"I spent a lot of time on this, and I can see it happening to someone else - it probably does, every day," Tarman said this week. "Think about it: It totally makes sense for them. They're probably sitting someplace halfway around the world, they don't have to speak English and they can masquerade behind their keypad."
Such scams are becoming increasingly common and are causing problems for people making legitimate calls using relay systems, said David Rosenthal, a spokesman for the Kansas Relay Center, operated by AT&T in Lawrence.
The Kansas Relay Center, with 70 employees at 734 Vt., handles about 432,000 calls a year, all of them domestic. Calls made into the system can be tracked through caller ID and, because of equipment and technology involved, are relatively difficult to use for fraud.
But increasingly, he said, scammers connect into so-called IP Relay centers, which accept electronic messages from any phone anywhere in the world and transform them into voice communications that come through a regular phone.
That's likely what Tarman received, Rosenthal said.
"All a person would need is a personal computer and Internet access, and there is no way to tell where the person is calling from, so apparently groups in Africa are using it to target unsuspecting businesses into sending materials to Ghana or Nigeria or other African countries - and using stolen credit cards, which is unfortunate," Rosenthal said.
Such calls are free, he said, because a federal fund finances the operations of IP Relay centers.
"Unfortunately, there are people who are looking to scam others, and they will look for ways to get around anything to get what they want," Rosenthal said. "And unfortunately, IP Relay seems to be the perfect vehicle for their scams.
"It is incumbent on the businesses to be suspicious of calls that require merchandise be sent overseas - especially from a person who has never been in the store - and provides a credit card."
Rosenthal, who is hearing-impaired himself, discussed the fraud issue Friday through a TTY relay, the technology used by the Kansas Relay Center. He noted that all TTY operators - and, for that matter, those at IP Relay centers - are required by law simply to relay conversations without comment. That leaves them powerless to advise callers about the likelihood of a scam being perpetrated.
"In any service designed to do good, there inevitably will be some groups who will find out about it and take advantage of it for fraudulent reasons, and that leaves a bad rap for the service," Rosenthal said. "It ends up hurting those of us with good and honorable intentions. We see this all the time."

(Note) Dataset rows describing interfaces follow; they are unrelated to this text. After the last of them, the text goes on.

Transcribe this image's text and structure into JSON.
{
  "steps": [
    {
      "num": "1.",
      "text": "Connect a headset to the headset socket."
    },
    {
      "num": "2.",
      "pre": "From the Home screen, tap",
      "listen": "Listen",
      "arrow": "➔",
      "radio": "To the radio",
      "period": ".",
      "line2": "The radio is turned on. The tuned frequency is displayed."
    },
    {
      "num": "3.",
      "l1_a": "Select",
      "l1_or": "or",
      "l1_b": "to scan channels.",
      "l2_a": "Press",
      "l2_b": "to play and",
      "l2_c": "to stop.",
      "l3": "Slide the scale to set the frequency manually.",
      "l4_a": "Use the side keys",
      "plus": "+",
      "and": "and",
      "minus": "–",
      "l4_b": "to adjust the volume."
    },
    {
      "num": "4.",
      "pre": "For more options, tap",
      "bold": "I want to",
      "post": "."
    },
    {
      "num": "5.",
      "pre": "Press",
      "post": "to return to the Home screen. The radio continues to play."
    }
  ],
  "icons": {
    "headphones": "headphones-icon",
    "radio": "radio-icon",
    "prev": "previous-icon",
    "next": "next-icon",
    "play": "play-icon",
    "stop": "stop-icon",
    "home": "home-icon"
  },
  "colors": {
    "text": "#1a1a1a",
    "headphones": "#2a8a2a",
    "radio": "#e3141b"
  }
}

Tarman, meanwhile, will continue to keep his guard up. After the latest call, he contacted the credit card company and learned that it had been stolen.
"The lesson in all this is, obviously, you have to be careful," he said.